Monday, October 17th, 2016
The Pratfall Effect is a psychological phenomenon whereby the attractiveness of a person perceived as competent increases if the person commits a blunder. Conversely, the attractiveness of a person perceived as incompetent decreases if the person commits a blunder.
This phenomenon says that competent people appear more likeable and attractive when they make a mistake than when they are perfect. People who seem to make no mistakes are generally less likable, or at least that is what people think. In short, messing things up a bit endears you to people while perfection often creates a sense of distance and invincibility, which people do not generally like. Why, because it is threatening.
The phenomenon was widely suggested as an effective persuasion technique by Dr Richard Wiseman. He concludes that people find it hard to associate with others who are highly competent, perhaps more so than themselves but warm to others who are flawed and just like themselves.
Those who never make mistakes are perceived as less likable than those who commit the occasional faux pas. Messing up draws people closer to you, makes you more human.
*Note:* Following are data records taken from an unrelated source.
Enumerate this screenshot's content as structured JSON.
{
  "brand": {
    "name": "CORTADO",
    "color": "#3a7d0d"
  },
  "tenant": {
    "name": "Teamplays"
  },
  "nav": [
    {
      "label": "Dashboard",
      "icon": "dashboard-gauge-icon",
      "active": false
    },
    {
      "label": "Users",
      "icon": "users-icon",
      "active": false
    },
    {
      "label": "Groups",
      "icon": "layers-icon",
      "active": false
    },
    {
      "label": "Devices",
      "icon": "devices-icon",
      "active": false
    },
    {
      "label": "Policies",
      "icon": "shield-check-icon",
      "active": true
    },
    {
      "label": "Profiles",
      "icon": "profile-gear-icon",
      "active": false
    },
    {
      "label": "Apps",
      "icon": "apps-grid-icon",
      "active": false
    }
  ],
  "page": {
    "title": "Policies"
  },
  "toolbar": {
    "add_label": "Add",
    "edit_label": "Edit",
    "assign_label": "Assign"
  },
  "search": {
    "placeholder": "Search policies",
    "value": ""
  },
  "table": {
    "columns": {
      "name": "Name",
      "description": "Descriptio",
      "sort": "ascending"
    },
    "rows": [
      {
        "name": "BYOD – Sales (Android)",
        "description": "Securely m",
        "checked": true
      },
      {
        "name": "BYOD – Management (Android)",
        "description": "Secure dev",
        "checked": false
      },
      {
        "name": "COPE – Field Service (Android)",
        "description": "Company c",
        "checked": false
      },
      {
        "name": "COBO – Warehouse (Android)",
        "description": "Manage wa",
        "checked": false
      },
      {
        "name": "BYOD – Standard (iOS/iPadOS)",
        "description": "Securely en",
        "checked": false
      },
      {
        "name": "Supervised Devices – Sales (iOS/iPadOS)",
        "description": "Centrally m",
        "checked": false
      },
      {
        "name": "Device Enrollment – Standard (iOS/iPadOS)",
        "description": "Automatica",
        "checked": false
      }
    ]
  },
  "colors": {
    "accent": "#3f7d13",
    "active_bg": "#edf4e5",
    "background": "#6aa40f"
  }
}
Summing-up: So this is why we tend to dislike people who seem perfect. And now we know that making minor mistakes isn’t the worst thing in the world – in fact, it can work in our favor.